→ Problem to work on
Here is a block of records. Copy every line in it that includes "background".

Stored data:

------------------------------------------------

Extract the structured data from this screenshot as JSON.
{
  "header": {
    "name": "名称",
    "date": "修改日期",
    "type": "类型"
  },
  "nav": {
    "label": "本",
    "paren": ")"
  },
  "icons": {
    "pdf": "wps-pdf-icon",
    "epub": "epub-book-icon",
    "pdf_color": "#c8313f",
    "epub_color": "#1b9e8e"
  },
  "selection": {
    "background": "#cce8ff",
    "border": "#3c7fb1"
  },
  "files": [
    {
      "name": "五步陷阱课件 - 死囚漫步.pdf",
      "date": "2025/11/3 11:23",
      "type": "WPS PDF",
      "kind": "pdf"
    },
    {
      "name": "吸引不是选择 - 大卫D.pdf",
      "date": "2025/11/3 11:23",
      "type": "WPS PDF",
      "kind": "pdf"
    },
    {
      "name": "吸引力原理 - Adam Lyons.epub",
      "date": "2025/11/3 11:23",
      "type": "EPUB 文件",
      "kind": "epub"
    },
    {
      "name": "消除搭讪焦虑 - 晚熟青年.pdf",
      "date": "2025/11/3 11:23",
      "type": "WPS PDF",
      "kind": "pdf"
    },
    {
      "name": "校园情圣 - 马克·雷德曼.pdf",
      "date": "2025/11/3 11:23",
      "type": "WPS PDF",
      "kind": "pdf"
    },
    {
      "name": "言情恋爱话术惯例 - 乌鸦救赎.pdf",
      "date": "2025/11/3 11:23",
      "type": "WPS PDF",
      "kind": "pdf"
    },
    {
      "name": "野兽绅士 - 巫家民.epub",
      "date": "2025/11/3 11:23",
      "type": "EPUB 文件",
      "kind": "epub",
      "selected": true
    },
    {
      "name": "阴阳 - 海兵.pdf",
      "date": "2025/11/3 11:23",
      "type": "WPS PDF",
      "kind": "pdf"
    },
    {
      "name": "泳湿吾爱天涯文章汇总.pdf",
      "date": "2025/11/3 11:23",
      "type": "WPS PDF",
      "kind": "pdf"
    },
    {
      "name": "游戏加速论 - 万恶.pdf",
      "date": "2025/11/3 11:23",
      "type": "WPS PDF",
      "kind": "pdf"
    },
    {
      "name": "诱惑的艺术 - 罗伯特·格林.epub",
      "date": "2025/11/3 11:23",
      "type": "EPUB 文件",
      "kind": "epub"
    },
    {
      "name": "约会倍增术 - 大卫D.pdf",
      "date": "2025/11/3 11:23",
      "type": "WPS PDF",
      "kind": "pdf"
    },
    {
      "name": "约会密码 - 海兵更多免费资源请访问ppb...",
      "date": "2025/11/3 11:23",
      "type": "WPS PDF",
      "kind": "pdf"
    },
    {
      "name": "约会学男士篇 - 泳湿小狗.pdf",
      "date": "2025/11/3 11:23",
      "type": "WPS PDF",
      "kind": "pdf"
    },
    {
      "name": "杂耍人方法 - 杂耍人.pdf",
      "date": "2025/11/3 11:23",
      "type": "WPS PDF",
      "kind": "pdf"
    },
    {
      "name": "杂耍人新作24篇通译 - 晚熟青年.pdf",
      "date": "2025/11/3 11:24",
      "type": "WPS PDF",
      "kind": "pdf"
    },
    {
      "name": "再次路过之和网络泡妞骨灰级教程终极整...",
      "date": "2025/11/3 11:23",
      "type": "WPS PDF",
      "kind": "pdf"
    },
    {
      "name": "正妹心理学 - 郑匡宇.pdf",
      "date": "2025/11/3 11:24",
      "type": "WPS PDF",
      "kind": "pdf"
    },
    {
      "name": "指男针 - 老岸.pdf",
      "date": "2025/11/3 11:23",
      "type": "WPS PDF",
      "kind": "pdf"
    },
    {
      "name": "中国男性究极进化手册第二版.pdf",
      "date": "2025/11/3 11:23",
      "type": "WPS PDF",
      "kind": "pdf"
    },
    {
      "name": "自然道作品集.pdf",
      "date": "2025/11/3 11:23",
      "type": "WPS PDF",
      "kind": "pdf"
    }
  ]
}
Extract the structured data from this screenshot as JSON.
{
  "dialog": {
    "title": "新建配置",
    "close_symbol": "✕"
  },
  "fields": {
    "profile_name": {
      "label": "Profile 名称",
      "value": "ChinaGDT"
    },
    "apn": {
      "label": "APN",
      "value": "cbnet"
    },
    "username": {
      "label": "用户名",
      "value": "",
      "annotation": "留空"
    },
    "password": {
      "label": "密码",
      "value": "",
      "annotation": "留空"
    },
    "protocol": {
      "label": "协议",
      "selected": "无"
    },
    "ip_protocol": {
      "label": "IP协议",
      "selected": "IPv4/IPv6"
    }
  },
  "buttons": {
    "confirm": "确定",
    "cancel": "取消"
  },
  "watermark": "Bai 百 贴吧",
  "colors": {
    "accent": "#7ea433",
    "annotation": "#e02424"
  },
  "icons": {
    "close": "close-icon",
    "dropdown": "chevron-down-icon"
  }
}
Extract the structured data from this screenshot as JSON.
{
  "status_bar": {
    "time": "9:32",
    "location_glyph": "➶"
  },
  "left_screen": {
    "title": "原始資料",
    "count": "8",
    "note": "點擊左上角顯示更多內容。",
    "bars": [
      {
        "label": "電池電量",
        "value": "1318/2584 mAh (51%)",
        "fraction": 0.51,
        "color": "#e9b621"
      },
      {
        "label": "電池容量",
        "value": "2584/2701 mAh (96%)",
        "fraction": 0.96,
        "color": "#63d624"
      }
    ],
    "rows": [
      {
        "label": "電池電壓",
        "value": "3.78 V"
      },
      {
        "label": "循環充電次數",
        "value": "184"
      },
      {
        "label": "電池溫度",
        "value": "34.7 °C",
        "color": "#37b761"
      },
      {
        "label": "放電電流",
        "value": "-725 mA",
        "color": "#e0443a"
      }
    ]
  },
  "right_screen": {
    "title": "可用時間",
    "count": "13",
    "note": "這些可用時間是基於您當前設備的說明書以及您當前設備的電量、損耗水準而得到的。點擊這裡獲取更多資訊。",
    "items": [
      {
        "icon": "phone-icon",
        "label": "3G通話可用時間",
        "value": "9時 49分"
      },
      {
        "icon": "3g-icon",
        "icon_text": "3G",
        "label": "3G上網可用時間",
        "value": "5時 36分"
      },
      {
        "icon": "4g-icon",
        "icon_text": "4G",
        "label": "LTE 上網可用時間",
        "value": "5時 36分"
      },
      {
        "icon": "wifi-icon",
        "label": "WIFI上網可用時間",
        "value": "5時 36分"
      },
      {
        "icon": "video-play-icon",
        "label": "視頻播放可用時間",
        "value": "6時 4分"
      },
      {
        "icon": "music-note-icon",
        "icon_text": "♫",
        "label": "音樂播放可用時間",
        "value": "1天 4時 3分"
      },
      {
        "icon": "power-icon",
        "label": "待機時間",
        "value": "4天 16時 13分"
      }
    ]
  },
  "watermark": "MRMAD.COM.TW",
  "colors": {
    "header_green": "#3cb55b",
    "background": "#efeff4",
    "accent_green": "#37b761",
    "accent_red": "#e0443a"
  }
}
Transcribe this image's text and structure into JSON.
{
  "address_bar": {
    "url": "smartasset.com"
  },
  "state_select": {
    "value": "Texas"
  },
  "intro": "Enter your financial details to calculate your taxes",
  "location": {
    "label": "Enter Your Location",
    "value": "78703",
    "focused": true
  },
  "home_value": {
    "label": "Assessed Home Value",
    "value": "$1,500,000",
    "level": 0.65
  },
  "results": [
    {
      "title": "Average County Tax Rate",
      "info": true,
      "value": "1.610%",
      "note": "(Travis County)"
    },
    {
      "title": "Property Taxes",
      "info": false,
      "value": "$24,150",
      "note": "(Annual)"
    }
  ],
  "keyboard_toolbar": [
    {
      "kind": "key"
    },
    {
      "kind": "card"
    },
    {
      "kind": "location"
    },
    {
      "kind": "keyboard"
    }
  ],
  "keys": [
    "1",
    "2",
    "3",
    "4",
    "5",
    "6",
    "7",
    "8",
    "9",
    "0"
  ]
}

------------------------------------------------

→ Written response
    "background": "#cce8ff",
    "background": "#efeff4",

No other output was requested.